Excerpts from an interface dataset

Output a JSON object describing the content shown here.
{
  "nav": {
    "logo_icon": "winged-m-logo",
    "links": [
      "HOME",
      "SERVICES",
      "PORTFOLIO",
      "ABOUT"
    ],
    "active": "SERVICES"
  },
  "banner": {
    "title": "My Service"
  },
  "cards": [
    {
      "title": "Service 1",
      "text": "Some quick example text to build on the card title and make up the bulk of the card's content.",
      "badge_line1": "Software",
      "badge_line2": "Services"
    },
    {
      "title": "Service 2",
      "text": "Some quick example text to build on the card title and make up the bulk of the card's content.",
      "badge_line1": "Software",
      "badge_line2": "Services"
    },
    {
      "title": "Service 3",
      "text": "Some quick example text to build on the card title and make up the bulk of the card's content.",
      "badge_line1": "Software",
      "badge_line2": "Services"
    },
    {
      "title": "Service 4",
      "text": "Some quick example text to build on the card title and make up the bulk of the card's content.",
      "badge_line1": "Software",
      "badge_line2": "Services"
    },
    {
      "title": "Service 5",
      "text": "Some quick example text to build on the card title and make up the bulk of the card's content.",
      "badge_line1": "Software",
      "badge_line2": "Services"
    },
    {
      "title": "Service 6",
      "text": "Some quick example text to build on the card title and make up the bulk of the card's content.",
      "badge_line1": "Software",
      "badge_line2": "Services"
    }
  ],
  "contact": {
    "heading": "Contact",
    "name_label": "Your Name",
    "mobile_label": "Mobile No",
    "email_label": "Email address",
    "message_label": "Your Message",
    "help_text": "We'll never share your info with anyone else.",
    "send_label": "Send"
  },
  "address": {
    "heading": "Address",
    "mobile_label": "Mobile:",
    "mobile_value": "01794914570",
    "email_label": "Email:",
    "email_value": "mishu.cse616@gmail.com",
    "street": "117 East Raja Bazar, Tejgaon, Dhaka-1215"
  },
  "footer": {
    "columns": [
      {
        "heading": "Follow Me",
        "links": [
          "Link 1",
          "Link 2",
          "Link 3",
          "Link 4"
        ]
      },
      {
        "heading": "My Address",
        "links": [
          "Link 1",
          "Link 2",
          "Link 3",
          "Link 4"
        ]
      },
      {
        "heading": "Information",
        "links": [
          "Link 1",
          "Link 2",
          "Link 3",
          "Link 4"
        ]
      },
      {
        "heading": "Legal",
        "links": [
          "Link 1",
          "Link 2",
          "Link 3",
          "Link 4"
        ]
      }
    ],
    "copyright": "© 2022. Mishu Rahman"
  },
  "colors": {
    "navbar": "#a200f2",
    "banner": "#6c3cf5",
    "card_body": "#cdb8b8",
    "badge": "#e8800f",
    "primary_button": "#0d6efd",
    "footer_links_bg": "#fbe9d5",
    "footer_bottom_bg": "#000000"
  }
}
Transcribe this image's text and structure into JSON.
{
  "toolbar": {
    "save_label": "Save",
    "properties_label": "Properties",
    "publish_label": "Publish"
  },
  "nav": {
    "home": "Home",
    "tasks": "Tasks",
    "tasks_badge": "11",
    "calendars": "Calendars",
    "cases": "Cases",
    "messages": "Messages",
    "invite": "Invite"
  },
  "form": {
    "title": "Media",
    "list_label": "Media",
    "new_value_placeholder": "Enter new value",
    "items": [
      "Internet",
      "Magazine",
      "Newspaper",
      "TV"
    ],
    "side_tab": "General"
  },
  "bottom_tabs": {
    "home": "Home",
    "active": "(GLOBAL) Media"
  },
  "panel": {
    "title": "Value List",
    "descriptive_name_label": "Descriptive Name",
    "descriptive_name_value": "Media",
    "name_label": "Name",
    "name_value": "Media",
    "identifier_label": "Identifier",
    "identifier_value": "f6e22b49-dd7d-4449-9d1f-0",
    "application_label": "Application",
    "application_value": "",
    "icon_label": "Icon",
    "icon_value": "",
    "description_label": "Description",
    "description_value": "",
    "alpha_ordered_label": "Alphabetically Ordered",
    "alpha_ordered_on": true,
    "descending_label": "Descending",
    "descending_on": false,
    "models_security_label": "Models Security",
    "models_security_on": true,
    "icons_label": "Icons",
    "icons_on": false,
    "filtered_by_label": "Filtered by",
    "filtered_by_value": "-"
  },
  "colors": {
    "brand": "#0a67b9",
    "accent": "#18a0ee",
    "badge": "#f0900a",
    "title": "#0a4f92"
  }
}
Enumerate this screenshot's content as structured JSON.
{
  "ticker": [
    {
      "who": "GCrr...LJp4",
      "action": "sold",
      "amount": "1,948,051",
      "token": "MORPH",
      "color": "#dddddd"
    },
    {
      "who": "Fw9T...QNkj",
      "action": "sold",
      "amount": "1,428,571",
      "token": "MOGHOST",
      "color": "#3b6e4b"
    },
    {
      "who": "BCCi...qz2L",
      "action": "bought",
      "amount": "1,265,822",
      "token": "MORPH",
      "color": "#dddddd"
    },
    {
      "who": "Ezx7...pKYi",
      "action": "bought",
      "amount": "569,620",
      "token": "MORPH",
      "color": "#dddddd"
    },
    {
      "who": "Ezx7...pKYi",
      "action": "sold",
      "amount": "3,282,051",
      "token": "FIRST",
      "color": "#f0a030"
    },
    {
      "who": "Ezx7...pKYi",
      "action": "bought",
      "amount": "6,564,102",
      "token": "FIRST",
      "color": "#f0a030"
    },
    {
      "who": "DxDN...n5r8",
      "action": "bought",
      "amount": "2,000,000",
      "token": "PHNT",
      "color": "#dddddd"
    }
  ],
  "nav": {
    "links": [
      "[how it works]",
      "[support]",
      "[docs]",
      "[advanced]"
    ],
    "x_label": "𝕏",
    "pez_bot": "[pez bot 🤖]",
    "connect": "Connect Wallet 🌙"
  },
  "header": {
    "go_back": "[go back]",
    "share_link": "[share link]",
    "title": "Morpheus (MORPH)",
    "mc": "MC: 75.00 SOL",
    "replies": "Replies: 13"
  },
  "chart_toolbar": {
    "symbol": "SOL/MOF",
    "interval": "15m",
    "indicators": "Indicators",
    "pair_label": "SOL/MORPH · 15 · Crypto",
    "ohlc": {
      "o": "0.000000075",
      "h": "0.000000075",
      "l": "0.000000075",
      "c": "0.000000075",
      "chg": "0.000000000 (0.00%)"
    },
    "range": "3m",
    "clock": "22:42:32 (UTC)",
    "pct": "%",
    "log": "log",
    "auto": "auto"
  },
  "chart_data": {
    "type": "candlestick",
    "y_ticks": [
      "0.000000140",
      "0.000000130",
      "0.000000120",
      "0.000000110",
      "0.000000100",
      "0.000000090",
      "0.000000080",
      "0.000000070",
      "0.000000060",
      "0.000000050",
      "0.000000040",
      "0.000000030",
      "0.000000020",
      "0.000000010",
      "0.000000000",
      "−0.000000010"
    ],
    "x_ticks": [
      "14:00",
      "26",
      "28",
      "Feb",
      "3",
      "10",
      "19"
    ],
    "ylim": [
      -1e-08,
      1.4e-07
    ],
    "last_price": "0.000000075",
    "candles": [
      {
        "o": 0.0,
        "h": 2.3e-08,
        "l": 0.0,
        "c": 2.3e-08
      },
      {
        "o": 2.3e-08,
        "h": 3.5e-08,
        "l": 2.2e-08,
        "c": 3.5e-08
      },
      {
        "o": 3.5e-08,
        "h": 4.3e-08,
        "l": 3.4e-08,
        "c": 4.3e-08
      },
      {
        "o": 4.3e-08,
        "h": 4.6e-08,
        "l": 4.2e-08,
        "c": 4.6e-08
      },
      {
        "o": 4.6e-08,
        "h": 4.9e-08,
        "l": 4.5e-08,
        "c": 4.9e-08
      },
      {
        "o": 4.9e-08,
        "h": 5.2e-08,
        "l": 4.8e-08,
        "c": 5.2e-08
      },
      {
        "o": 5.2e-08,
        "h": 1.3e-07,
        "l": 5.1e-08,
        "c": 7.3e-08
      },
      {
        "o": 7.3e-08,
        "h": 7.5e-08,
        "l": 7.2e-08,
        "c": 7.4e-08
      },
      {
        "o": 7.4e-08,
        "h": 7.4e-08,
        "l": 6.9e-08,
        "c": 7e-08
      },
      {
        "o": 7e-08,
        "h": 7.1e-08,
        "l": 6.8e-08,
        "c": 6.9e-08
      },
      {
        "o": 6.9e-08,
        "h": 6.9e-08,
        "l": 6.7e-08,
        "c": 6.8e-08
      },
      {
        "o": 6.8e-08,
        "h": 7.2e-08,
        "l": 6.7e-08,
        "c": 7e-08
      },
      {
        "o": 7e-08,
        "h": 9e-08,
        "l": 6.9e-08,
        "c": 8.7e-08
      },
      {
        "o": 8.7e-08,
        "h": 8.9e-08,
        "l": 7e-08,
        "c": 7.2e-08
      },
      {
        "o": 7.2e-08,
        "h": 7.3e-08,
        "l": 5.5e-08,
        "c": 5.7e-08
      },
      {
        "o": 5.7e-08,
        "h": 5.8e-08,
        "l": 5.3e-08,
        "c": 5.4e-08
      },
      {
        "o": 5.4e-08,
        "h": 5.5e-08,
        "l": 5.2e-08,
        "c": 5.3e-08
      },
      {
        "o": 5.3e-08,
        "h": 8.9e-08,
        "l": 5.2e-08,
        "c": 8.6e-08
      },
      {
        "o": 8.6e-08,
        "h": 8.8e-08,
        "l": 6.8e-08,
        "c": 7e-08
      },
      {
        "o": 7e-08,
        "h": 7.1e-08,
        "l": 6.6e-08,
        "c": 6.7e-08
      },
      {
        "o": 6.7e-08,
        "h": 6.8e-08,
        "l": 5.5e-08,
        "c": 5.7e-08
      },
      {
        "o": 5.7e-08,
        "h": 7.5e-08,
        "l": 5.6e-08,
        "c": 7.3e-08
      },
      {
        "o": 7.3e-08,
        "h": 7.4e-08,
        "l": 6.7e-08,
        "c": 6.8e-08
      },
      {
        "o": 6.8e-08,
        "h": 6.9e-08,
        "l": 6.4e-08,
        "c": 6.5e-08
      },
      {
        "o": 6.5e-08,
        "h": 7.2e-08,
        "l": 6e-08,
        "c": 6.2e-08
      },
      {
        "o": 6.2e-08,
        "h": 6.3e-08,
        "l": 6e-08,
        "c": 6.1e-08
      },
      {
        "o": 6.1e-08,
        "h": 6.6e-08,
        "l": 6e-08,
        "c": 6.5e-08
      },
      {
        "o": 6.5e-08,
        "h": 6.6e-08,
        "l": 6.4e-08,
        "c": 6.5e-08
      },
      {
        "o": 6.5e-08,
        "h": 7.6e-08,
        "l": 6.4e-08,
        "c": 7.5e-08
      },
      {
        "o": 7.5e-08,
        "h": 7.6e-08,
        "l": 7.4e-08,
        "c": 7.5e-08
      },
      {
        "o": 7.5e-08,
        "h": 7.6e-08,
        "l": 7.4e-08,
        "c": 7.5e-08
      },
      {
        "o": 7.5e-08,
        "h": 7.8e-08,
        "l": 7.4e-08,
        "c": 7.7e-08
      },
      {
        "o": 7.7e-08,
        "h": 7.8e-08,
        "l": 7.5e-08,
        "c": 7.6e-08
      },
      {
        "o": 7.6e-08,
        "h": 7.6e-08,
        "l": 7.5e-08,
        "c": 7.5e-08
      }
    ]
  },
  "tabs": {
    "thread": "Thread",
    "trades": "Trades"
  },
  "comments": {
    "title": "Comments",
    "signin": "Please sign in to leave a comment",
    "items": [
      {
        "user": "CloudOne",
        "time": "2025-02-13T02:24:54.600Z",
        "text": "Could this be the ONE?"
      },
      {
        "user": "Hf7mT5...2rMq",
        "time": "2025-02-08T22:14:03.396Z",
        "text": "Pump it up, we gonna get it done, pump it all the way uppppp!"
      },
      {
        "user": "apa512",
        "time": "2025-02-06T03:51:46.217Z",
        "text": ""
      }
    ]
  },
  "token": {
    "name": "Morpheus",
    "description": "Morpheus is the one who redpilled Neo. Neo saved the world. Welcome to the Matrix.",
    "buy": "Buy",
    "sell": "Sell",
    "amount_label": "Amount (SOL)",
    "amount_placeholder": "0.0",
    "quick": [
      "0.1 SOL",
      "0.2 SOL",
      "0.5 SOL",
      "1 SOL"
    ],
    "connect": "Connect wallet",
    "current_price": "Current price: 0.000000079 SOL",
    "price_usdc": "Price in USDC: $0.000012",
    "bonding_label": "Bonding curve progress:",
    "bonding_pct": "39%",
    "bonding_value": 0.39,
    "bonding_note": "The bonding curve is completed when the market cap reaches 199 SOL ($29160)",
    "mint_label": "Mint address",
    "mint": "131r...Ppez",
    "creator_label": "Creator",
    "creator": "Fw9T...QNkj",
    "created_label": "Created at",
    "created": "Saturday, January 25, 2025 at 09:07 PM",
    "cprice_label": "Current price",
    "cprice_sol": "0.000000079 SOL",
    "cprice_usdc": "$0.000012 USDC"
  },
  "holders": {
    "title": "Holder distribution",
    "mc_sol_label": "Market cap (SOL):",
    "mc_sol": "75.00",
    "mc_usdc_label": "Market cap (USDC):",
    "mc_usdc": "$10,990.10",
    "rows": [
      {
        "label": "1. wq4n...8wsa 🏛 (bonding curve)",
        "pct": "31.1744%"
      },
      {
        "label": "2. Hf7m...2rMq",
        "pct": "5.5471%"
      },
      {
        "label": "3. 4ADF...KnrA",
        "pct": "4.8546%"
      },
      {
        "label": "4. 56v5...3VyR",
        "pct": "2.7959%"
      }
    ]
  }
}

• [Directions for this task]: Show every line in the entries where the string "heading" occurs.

• [Finished task]:
    "heading": "Contact",
    "heading": "Address",
        "heading": "Follow Me",
        "heading": "My Address",
        "heading": "Information",
        "heading": "Legal",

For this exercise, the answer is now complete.